By Kristine Rae Olmsted
My journey to powerlifting started with CrossFit boot camps about 9 years ago. Having been a nationally-ranked distance swimmer in earlier years, and after many years of being sedentary, I decided I wanted something active to do. A friend was starting boot camps at a CrossFit gym that wasn’t too far away, so I joined her. I fell in love with the community, the camaraderie, and the supportive yet competitive atmosphere.
After about 6 months of boot camps, I felt like I was ready to tackle CrossFit. I had been particularly intrigued by the barbell movements, primarily the squat. Squatting under a barbell just looked so primal to me- just about anybody can do it, from toddlers up through big, burly dudes.

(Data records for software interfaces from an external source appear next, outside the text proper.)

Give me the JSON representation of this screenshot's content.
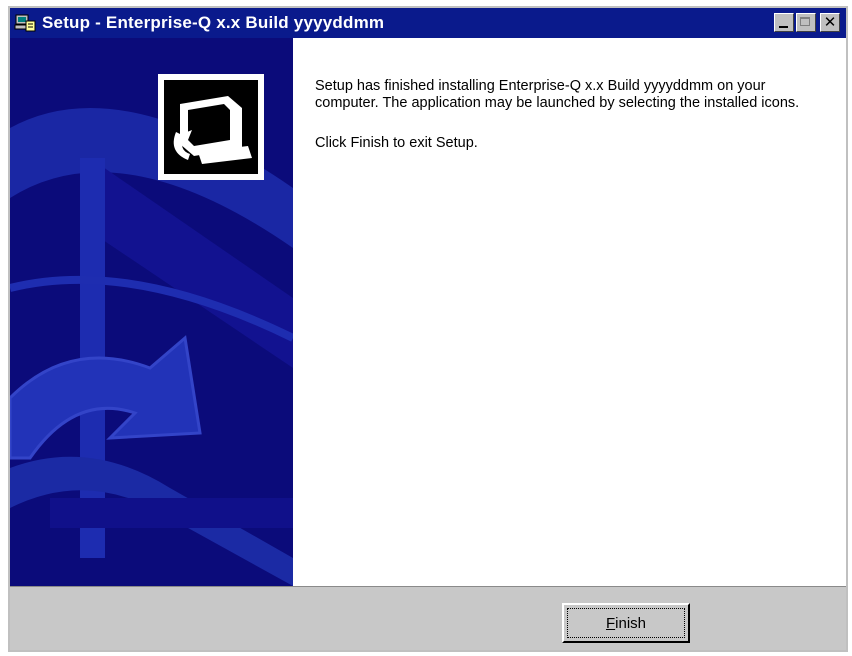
{
  "window": {
    "title": "Setup - Enterprise-Q x.x Build yyyyddmm",
    "icon": "setup-app-icon",
    "controls": {
      "minimize_icon": "minimize-icon",
      "maximize_icon": "maximize-icon",
      "close_icon": "close-icon",
      "close_glyph": "✕"
    }
  },
  "side_panel": {
    "image": "wizard-banner-image",
    "badge_icon": "computer-install-icon"
  },
  "content": {
    "message_line1": "Setup has finished installing Enterprise-Q x.x Build yyyyddmm on your computer. The application may be launched by selecting the installed icons.",
    "message_line2": "Click Finish to exit Setup."
  },
  "buttons": {
    "finish_mnemonic": "F",
    "finish_rest": "inish"
  },
  "colors": {
    "titlebar": "#0a1a8c",
    "side_panel": "#0b0b7a",
    "button_face": "#c8c8c8"
  }
}
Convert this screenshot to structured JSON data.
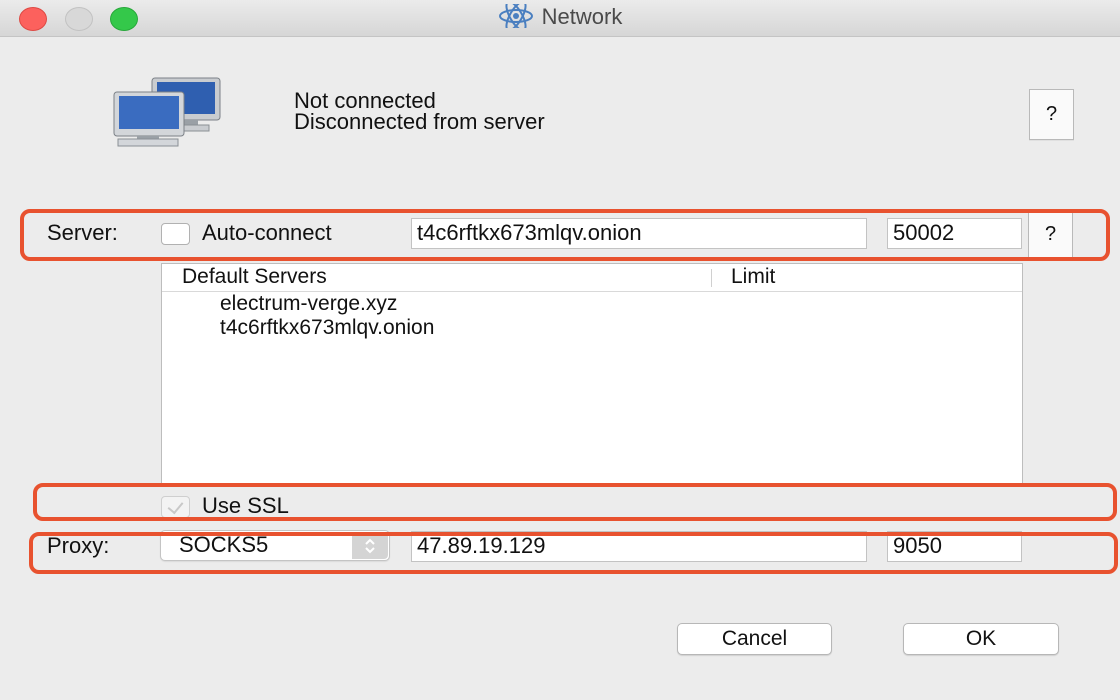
{
  "window": {
    "title": "Network"
  },
  "status": {
    "line1": "Not connected",
    "line2": "Disconnected from server",
    "help_label": "?"
  },
  "server": {
    "label": "Server:",
    "auto_connect_label": "Auto-connect",
    "auto_connect_checked": false,
    "host": "t4c6rftkx673mlqv.onion",
    "port": "50002",
    "help_label": "?"
  },
  "server_list": {
    "columns": [
      "Default Servers",
      "Limit"
    ],
    "items": [
      "electrum-verge.xyz",
      "t4c6rftkx673mlqv.onion"
    ]
  },
  "ssl": {
    "label": "Use SSL",
    "checked": true,
    "enabled": false
  },
  "proxy": {
    "label": "Proxy:",
    "type": "SOCKS5",
    "host": "47.89.19.129",
    "port": "9050"
  },
  "buttons": {
    "cancel": "Cancel",
    "ok": "OK"
  },
  "colors": {
    "highlight": "#e8522f",
    "close": "#fc615d",
    "zoom": "#34c84a"
  }
}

I had a health condition related to environmental allergies that prevented me from breathing effectively for about 5 months out of the year- so CrossFit and its metcons weren’t going to work for me. I called the gym owner in tears, thinking he would kick me out of the gym as a liability. What he said astounded me- “Well, what CAN you do- can you lift?” I replied that lifting was my favorite part of CrossFit anyway, and a lifter was born. I signed up for the gym’s barbell club and began learning the basics of the squat, bench press, deadlift, snatch, and clean-and-jerk.

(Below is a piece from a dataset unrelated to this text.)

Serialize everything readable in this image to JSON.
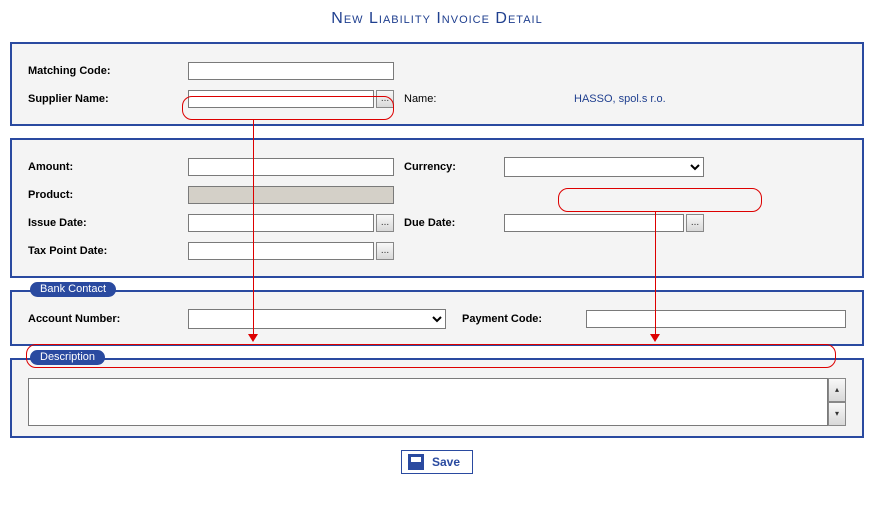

I’ve always been strong. I can recall being a kid and helping my mom move furniture, and people commenting on how physically capable I was. Turns out being strong in general translates pretty well to being strong with a barbell. I began, like many newbies, to excel in the deadlift (which I will argue is the least technical lift of the 3 powerlifts), and to a lesser extent in the squat (second most technical), but bench (most technical) took some doing. I wasn’t particularly interested in the Olympic lifts- it was brute strength I was seeking. After about a year of barbell club, I felt like I had exhausted my ability to progress in that environment.
Like many new lifters, I would read everything I could about lifting, the science of strength development, and programming. My favorite author, Coach Rick Scarpulla, was coming to the gym to give a seminar, and I excitedly volunteered to pick him up and ferry him around for the weekend. I could see from Coach Scarpulla how much technique I had to learn, so I focused mightily on technique for a year, until he came back for another seminar- the weekend of my 40th birthday. I told him I wanted to feel 400 pounds on my back in celebration of my big day. Not only did I feel 405 on my back, I squatted it (albeit with bands up) and was hooked on big weight. That weekend I signed on with Rick as my new coach. (This was challenging since he was in New York and I was in North Carolina, but we made it work.)
I had been intrigued by equipped lifting for some time, and Rick and his crew lifted equipped. I started dipping my proverbial toes into that water and felt like a newbie all over again- as many new equipped lifters experienced. I got stronger and technically better, and ended up winning two Nationals and one World Championship in single-ply before venturing into multi-ply- which is where my heart resides. To date my best lifts are a 565 squat, a 365 bench, and a 425 dead.
Nine years of awesome experiences, new friends, and character-building challenges…all thanks to simple beginnings in a CrossFit boot camp. I am profoundly grateful.
Presented to you by the USPC & WPUSA:
The United States Powerlifting Coalition was created to provide powerlifters an atmosphere where they can be comfortable in a safe, lifting environment. We utilize a monolift on the platform in order to provide the best experience for both lifters and spotters and to promote safety and confidence when squatting; a fat pad bench with face savers and Texas squat, power and deadlift bars on the platform.